Top of MATERIAL PROVIDED
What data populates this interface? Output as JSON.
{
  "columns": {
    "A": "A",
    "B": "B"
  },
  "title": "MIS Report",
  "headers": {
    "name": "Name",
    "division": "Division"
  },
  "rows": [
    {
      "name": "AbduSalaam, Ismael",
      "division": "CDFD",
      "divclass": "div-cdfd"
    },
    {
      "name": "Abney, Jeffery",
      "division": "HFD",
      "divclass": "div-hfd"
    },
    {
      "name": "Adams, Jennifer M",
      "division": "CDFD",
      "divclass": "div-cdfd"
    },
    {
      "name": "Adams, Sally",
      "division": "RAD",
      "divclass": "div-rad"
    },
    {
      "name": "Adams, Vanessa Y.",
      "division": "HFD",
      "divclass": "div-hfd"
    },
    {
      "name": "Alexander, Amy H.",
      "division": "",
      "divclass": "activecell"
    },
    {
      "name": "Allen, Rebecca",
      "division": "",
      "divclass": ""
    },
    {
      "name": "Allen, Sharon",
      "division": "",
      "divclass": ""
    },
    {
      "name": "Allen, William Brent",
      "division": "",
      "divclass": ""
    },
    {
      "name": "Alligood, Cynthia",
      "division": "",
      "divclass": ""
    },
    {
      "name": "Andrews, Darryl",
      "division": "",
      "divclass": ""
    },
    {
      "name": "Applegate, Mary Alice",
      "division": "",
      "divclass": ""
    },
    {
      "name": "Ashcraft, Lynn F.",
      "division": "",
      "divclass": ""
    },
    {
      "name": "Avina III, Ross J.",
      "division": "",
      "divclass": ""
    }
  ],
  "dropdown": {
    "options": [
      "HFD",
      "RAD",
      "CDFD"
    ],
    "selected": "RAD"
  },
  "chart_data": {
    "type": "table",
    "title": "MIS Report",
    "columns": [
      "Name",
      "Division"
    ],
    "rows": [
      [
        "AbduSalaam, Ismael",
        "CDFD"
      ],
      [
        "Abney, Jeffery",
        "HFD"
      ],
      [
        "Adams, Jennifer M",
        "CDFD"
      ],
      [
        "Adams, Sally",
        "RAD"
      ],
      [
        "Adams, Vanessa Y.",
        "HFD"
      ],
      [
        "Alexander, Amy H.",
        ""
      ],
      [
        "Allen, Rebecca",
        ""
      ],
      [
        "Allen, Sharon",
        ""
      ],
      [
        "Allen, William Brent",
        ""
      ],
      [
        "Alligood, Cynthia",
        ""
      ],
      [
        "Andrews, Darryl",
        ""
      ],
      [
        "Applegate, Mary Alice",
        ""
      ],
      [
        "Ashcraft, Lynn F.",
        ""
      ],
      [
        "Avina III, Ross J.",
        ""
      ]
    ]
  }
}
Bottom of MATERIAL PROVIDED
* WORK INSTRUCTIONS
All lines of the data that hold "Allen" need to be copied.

* SOLUTION
      "name": "Allen, Rebecca",
      "name": "Allen, Sharon",
      "name": "Allen, William Brent",
        "Allen, Rebecca",
        "Allen, Sharon",
        "Allen, William Brent",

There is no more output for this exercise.